━━━━━ DATA FOR THIS EXERCISE

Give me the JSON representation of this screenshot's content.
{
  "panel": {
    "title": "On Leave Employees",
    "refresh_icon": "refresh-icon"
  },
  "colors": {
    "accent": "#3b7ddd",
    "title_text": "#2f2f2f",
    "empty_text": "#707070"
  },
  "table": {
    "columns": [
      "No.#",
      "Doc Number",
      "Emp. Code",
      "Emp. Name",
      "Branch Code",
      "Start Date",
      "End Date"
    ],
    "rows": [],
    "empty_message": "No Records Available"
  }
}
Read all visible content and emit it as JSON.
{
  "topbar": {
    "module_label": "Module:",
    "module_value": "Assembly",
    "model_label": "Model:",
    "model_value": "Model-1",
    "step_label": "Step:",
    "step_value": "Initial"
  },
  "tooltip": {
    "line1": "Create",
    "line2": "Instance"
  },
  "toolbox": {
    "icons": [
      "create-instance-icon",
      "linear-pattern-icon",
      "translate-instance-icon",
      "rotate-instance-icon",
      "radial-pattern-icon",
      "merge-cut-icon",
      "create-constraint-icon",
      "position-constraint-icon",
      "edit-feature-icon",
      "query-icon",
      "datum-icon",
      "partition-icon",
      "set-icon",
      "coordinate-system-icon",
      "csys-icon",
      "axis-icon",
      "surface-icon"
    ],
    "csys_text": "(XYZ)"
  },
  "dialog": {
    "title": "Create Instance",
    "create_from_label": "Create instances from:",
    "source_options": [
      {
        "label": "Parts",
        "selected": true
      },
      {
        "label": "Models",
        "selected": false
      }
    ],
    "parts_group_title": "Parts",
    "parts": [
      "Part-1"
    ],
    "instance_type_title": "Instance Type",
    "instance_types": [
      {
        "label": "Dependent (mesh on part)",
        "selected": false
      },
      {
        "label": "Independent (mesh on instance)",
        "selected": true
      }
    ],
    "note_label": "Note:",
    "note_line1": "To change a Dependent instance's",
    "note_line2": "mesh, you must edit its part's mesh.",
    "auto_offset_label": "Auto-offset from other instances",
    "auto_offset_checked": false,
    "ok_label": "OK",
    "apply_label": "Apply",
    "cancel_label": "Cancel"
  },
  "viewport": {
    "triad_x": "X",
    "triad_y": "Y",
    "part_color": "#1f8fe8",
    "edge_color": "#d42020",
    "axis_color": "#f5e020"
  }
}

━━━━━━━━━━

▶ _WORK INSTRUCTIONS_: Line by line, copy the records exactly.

▶ _THE ANSWER_:
Give me the JSON representation of this screenshot's content.
{
  "panel": {
    "title": "On Leave Employees",
    "refresh_icon": "refresh-icon"
  },
  "colors": {
    "accent": "#3b7ddd",
    "title_text": "#2f2f2f",
    "empty_text": "#707070"
  },
  "table": {
    "columns": [
      "No.#",
      "Doc Number",
      "Emp. Code",
      "Emp. Name",
      "Branch Code",
      "Start Date",
      "End Date"
    ],
    "rows": [],
    "empty_message": "No Records Available"
  }
}
Read all visible content and emit it as JSON.
{
  "topbar": {
    "module_label": "Module:",
    "module_value": "Assembly",
    "model_label": "Model:",
    "model_value": "Model-1",
    "step_label": "Step:",
    "step_value": "Initial"
  },
  "tooltip": {
    "line1": "Create",
    "line2": "Instance"
  },
  "toolbox": {
    "icons": [
      "create-instance-icon",
      "linear-pattern-icon",
      "translate-instance-icon",
      "rotate-instance-icon",
      "radial-pattern-icon",
      "merge-cut-icon",
      "create-constraint-icon",
      "position-constraint-icon",
      "edit-feature-icon",
      "query-icon",
      "datum-icon",
      "partition-icon",
      "set-icon",
      "coordinate-system-icon",
      "csys-icon",
      "axis-icon",
      "surface-icon"
    ],
    "csys_text": "(XYZ)"
  },
  "dialog": {
    "title": "Create Instance",
    "create_from_label": "Create instances from:",
    "source_options": [
      {
        "label": "Parts",
        "selected": true
      },
      {
        "label": "Models",
        "selected": false
      }
    ],
    "parts_group_title": "Parts",
    "parts": [
      "Part-1"
    ],
    "instance_type_title": "Instance Type",
    "instance_types": [
      {
        "label": "Dependent (mesh on part)",
        "selected": false
      },
      {
        "label": "Independent (mesh on instance)",
        "selected": true
      }
    ],
    "note_label": "Note:",
    "note_line1": "To change a Dependent instance's",
    "note_line2": "mesh, you must edit its part's mesh.",
    "auto_offset_label": "Auto-offset from other instances",
    "auto_offset_checked": false,
    "ok_label": "OK",
    "apply_label": "Apply",
    "cancel_label": "Cancel"
  },
  "viewport": {
    "triad_x": "X",
    "triad_y": "Y",
    "part_color": "#1f8fe8",
    "edge_color": "#d42020",
    "axis_color": "#f5e020"
  }
}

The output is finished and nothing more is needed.